(Reuters) – Lowe’s Cos Inc (LOW.N) blew past analysts’ estimates for quarterly sales and profit on Wednesday as it benefited from a surge in demand for paint, tools and barbecue grills from consumers stuck at home due to the COVID-19 pandemic.
The company also posted a 34.2% rise in quarterly same-store sales, beating analysts’ estimates for a 13.2% increase, and said the sales momentum was carrying into August, although it would likely taper off in later months.
With a large base of do-it-yourself customers, Lowe’s has been among the chief beneficiaries of people undertaking minor home repair, painting or gardening work during the crisis.
That helped the company’s same-store sales far outpace those of larger rival Home Depot Inc (HD.N), which relies more on demand from handymen and professional contractors, whose businesses have only recently started to pick up.
Wedbush Securities analysts estimate that nearly 75% of Lowe’s sales come from DIY customers, compared with about 55% for Home Depot.
Interactive graphic on same-store sales here
“Lowe’s Q2 is one for the record books,” Well Fargo analysts wrote, adding it could still see the benefits of more people moving out to suburban areas – closer to where a majority of its stores are located.
Lowe’s said it expects strong home-improvement demand to continue into the holiday season, but would still likely need to step up promotions from second-quarter levels.
Total second-quarter net sales rose 30.1% to $27.30 billion, beating expectations of $24.27 billion, according to IBES data from Refinitiv.
Net earnings rose nearly 70% to $2.83 billion, or $3.74 per share, despite the company spending about $460 million on improving store safety, as well as on additional compensation for employees working during the crisis.
Excluding items, the company earned $3.75 per share, while analysts were expecting a profit of $2.95.
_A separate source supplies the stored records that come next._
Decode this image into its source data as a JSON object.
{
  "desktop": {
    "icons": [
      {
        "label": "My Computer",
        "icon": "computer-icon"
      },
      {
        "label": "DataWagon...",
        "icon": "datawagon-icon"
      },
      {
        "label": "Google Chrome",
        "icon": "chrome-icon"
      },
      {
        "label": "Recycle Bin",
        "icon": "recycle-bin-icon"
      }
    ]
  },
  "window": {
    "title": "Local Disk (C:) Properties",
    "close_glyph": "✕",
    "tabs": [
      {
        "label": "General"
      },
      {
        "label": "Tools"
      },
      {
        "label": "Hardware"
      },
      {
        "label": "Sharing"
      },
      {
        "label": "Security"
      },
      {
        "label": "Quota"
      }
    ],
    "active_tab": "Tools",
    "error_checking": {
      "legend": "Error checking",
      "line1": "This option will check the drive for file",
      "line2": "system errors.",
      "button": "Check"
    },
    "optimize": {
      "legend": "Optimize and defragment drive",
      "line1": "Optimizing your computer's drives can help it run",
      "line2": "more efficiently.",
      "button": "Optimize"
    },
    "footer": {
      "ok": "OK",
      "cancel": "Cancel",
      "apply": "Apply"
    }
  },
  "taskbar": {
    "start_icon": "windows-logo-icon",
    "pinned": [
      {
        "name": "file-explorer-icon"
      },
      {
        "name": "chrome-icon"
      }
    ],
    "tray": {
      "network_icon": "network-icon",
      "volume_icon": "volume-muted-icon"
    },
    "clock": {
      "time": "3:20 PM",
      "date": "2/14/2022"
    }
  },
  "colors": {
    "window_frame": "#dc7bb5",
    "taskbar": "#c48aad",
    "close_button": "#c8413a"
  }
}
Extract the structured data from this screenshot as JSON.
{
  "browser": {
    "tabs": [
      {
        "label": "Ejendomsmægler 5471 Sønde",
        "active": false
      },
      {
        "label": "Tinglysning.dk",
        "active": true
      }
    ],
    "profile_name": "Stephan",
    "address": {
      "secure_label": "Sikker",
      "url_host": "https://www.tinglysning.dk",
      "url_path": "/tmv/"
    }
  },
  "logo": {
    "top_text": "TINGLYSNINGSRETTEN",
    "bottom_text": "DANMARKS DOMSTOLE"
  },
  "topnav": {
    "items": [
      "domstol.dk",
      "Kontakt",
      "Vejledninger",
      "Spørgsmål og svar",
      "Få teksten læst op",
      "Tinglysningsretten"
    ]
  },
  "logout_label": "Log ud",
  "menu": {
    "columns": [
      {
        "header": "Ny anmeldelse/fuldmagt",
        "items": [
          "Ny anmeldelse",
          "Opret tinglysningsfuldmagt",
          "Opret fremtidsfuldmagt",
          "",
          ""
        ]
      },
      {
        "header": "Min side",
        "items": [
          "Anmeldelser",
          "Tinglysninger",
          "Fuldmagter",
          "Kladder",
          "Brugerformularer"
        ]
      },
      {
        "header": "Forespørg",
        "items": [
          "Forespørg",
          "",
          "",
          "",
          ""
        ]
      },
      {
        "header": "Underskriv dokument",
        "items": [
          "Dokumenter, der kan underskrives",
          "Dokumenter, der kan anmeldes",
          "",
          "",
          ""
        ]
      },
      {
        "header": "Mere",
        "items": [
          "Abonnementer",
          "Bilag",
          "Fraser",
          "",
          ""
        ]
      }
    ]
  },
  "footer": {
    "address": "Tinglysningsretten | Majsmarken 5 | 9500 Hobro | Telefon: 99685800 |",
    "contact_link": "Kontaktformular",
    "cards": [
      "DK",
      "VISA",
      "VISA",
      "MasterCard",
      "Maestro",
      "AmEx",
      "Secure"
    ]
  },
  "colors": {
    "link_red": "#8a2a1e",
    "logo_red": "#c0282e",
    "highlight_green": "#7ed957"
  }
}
The company’s shares rose 1% in morning trading.
Reporting by Uday Sampath in Bengaluru; Editing by Anil D’Silva